WHAT IS BEING ASKED =
Retype each record below word for word. Leave the pictures out.

######

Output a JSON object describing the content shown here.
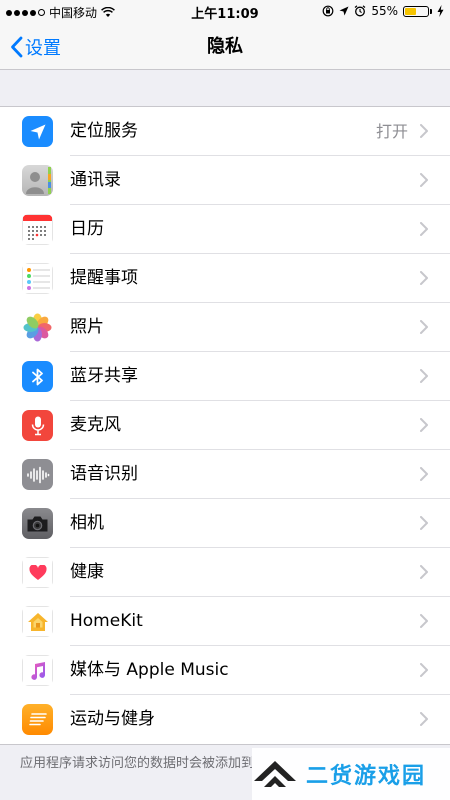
{
  "status_bar": {
    "carrier": "中国移动",
    "time": "上午11:09",
    "battery": "55%",
    "battery_level": 0.55,
    "signal_icon": "signal-dots-icon",
    "wifi_icon": "wifi-icon"
  },
  "nav": {
    "back_label": "设置",
    "title": "隐私"
  },
  "items": [
    {
      "label": "定位服务",
      "value": "打开",
      "icon": "location-icon"
    },
    {
      "label": "通讯录",
      "value": "",
      "icon": "contacts-icon"
    },
    {
      "label": "日历",
      "value": "",
      "icon": "calendar-icon"
    },
    {
      "label": "提醒事项",
      "value": "",
      "icon": "reminders-icon"
    },
    {
      "label": "照片",
      "value": "",
      "icon": "photos-icon"
    },
    {
      "label": "蓝牙共享",
      "value": "",
      "icon": "bluetooth-icon"
    },
    {
      "label": "麦克风",
      "value": "",
      "icon": "microphone-icon"
    },
    {
      "label": "语音识别",
      "value": "",
      "icon": "speech-recognition-icon"
    },
    {
      "label": "相机",
      "value": "",
      "icon": "camera-icon"
    },
    {
      "label": "健康",
      "value": "",
      "icon": "health-icon"
    },
    {
      "label": "HomeKit",
      "value": "",
      "icon": "homekit-icon"
    },
    {
      "label": "媒体与 Apple Music",
      "value": "",
      "icon": "music-icon"
    },
    {
      "label": "运动与健身",
      "value": "",
      "icon": "motion-fitness-icon"
    }
  ],
  "footer_note": "应用程序请求访问您的数据时会被添加到以上类别。",
  "watermark": {
    "text": "二货游戏园",
    "icon": "watermark-logo-icon"
  },
  "colors": {
    "accent": "#007aff",
    "background": "#efeff4",
    "battery_fill": "#f5c400"
  }
}
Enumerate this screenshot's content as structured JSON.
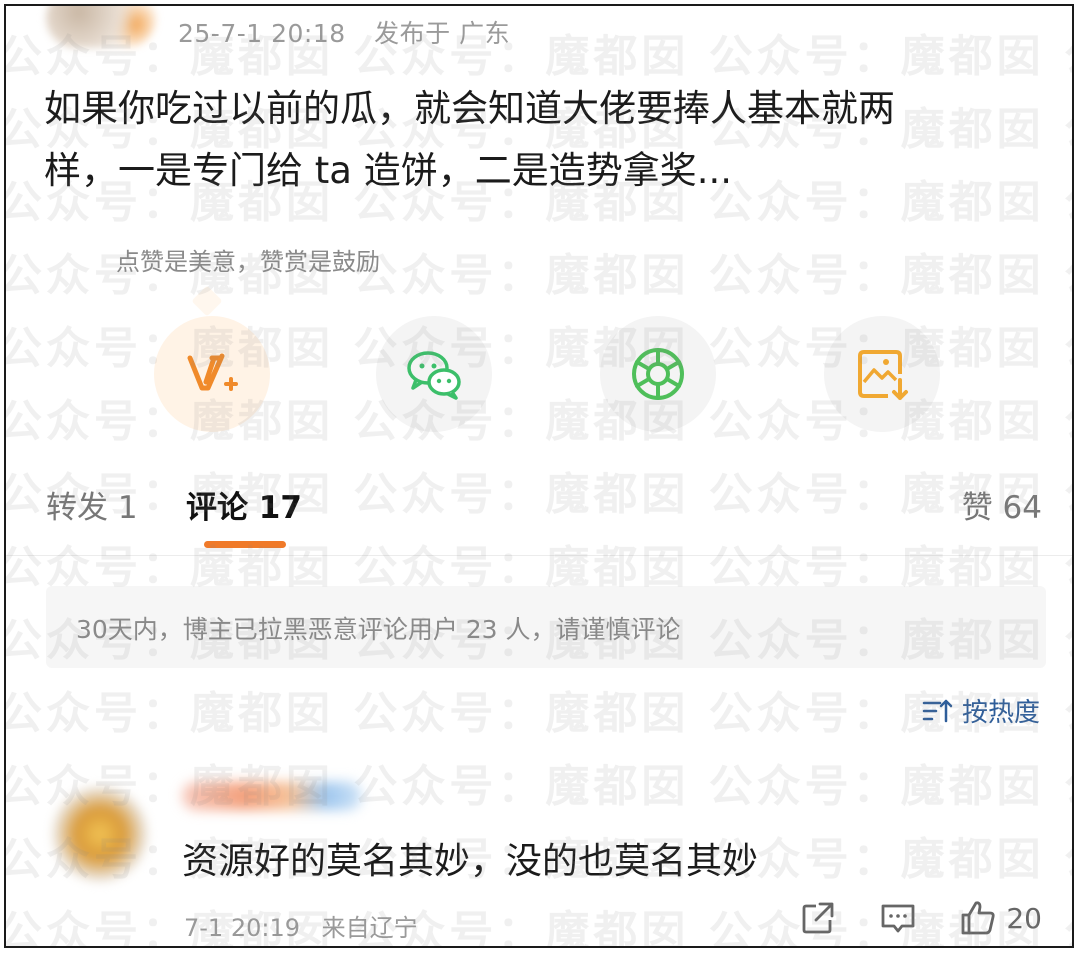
{
  "post": {
    "timestamp": "25-7-1 20:18",
    "location": "发布于 广东",
    "text_line1": "如果你吃过以前的瓜，就会知道大佬要捧人基本就两",
    "text_line2": "样，一是专门给 ta 造饼，二是造势拿奖..."
  },
  "tip": {
    "text": "点赞是美意，赞赏是鼓励"
  },
  "share": {
    "items": [
      {
        "name": "reward",
        "icon": "v-plus-icon",
        "color": "#f08a2a"
      },
      {
        "name": "wechat",
        "icon": "wechat-icon",
        "color": "#3cbf6a"
      },
      {
        "name": "moments",
        "icon": "moments-icon",
        "color": "#4fbf5a"
      },
      {
        "name": "save-image",
        "icon": "save-image-icon",
        "color": "#f0a832"
      }
    ]
  },
  "tabs": {
    "repost": "转发 1",
    "comment": "评论 17",
    "like": "赞 64"
  },
  "notice": {
    "text": "30天内，博主已拉黑恶意评论用户 23 人，请谨慎评论"
  },
  "sort": {
    "label": "按热度"
  },
  "comment": {
    "text": "资源好的莫名其妙，没的也莫名其妙",
    "time": "7-1 20:19",
    "location": "来自辽宁",
    "likes": "20"
  },
  "watermark": {
    "text": "公众号：魔都囡"
  },
  "colors": {
    "accent": "#f07a29",
    "link": "#2f5e9a"
  }
}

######

RESPONSE TO THIS EXERCISE =
Output a JSON object describing the content shown here.
{
  "status_bar": {
    "carrier": "中国移动",
    "time": "上午11:09",
    "battery": "55%",
    "battery_level": 0.55,
    "signal_icon": "signal-dots-icon",
    "wifi_icon": "wifi-icon"
  },
  "nav": {
    "back_label": "设置",
    "title": "隐私"
  },
  "items": [
    {
      "label": "定位服务",
      "value": "打开",
      "icon": "location-icon"
    },
    {
      "label": "通讯录",
      "value": "",
      "icon": "contacts-icon"
    },
    {
      "label": "日历",
      "value": "",
      "icon": "calendar-icon"
    },
    {
      "label": "提醒事项",
      "value": "",
      "icon": "reminders-icon"
    },
    {
      "label": "照片",
      "value": "",
      "icon": "photos-icon"
    },
    {
      "label": "蓝牙共享",
      "value": "",
      "icon": "bluetooth-icon"
    },
    {
      "label": "麦克风",
      "value": "",
      "icon": "microphone-icon"
    },
    {
      "label": "语音识别",
      "value": "",
      "icon": "speech-recognition-icon"
    },
    {
      "label": "相机",
      "value": "",
      "icon": "camera-icon"
    },
    {
      "label": "健康",
      "value": "",
      "icon": "health-icon"
    },
    {
      "label": "HomeKit",
      "value": "",
      "icon": "homekit-icon"
    },
    {
      "label": "媒体与 Apple Music",
      "value": "",
      "icon": "music-icon"
    },
    {
      "label": "运动与健身",
      "value": "",
      "icon": "motion-fitness-icon"
    }
  ],
  "footer_note": "应用程序请求访问您的数据时会被添加到以上类别。",
  "watermark": {
    "text": "二货游戏园",
    "icon": "watermark-logo-icon"
  },
  "colors": {
    "accent": "#007aff",
    "background": "#efeff4",
    "battery_fill": "#f5c400"
  }
}
Enumerate this screenshot's content as structured JSON.
{
  "post": {
    "timestamp": "25-7-1 20:18",
    "location": "发布于 广东",
    "text_line1": "如果你吃过以前的瓜，就会知道大佬要捧人基本就两",
    "text_line2": "样，一是专门给 ta 造饼，二是造势拿奖..."
  },
  "tip": {
    "text": "点赞是美意，赞赏是鼓励"
  },
  "share": {
    "items": [
      {
        "name": "reward",
        "icon": "v-plus-icon",
        "color": "#f08a2a"
      },
      {
        "name": "wechat",
        "icon": "wechat-icon",
        "color": "#3cbf6a"
      },
      {
        "name": "moments",
        "icon": "moments-icon",
        "color": "#4fbf5a"
      },
      {
        "name": "save-image",
        "icon": "save-image-icon",
        "color": "#f0a832"
      }
    ]
  },
  "tabs": {
    "repost": "转发 1",
    "comment": "评论 17",
    "like": "赞 64"
  },
  "notice": {
    "text": "30天内，博主已拉黑恶意评论用户 23 人，请谨慎评论"
  },
  "sort": {
    "label": "按热度"
  },
  "comment": {
    "text": "资源好的莫名其妙，没的也莫名其妙",
    "time": "7-1 20:19",
    "location": "来自辽宁",
    "likes": "20"
  },
  "watermark": {
    "text": "公众号：魔都囡"
  },
  "colors": {
    "accent": "#f07a29",
    "link": "#2f5e9a"
  }
}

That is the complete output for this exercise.